He is trying to count the legs!
     First we found, as my son called it, a nest. It was a beautiful rock that sat on the border of the iris garden. I was a rock my mother had collected from a river bed and it had a deep indention in it. The indention was full of rich dirt, luscious moss, and crystals. We put the millipede in this little home and Zane proceeded to make a roof even though I told him that the little guy didn't need or want a roof. When the millipede walked out of the designated home three times, Zane decided that it was not good enough and we would have to look further.
     We finally found our way to the other side of the yard where a huge oak tree had once stood. I had spend my childhood swinging from a swing that had hung from that old oak tree. But the tree had died and because it dared to fall on the house, we had cut it down. We cut the trunk into boards that we intend to use for Zane's bedroom and the stump was turned into a thrown. Zane sat and stood on the thrown with this millipede for a long time.
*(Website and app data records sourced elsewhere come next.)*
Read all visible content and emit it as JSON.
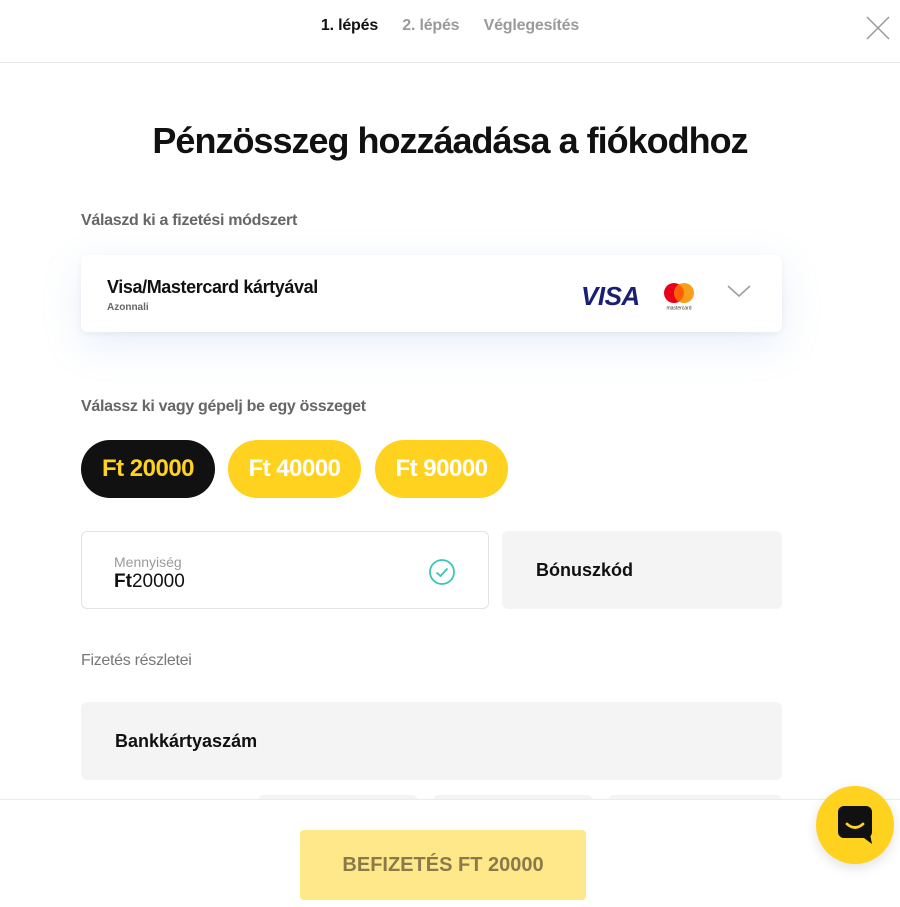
{
  "steps": {
    "step1": "1. lépés",
    "step2": "2. lépés",
    "final": "Véglegesítés"
  },
  "title": "Pénzösszeg hozzáadása a fiókodhoz",
  "payment_method": {
    "section_label": "Válaszd ki a fizetési módszert",
    "name": "Visa/Mastercard kártyával",
    "subtitle": "Azonnali",
    "visa_logo": "VISA",
    "mastercard_text": "mastercard"
  },
  "amount": {
    "section_label": "Válassz ki vagy gépelj be egy összeget",
    "options": [
      "Ft 20000",
      "Ft 40000",
      "Ft 90000"
    ],
    "selected_index": 0,
    "quantity_label": "Mennyiség",
    "currency": "Ft",
    "quantity_value": "20000",
    "bonus_placeholder": "Bónuszkód"
  },
  "details": {
    "section_label": "Fizetés részletei",
    "card_number_label": "Bankkártyaszám"
  },
  "submit_label": "BEFIZETÉS FT 20000",
  "colors": {
    "accent": "#ffd21f",
    "dark": "#111111",
    "success": "#3cc5b4"
  }
}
At one point he was hugging and kissing the arthropod with great affection. I told him that was weird. He didn't seemed to care. So I ignored his behavior, knowing that making light of it would only make his act more extravagant.
     Soon after I walked away, Zane came up to me holding out his hands. "Nothing is in my hands," he explained.
     "Where is your millipede?" I asked
He pointed to the thrown. "Over there." His voice sounded worried. Like the millipede had scurried off and left him alone.
"Oh that is a perfect home for your little friend! It has lots of rich dirt, decomposing leaves, and some good chunks of wood to hide under. Tell him goodbye and you might get to see him again. He will be your neighbor." It took some convincing but eventually Zane accepted the millipede's new home.
     It wasn't that I wanted my boys to grow up to love millipedes particularly. I don't absolutely adore them, but if I was to choose a creature it is a heck of a lot better than a spider, right? It is slower than most animals so it was easy to catch and its hard shell let me relax and know that if Zane's gentleness slipped up the animal would survive. No, it was not about the millipede at all. The millipede was simply an embodiment of the earth. It personified nature and put the Ozark wilderness into the palm of my son's hand. I beam with pride knowing that my son cared for much for it. I just hope he always keeps such reverence for all of nature close to his heart. 

Zane is hugging the millipede,
 while sitting on the back of the thrown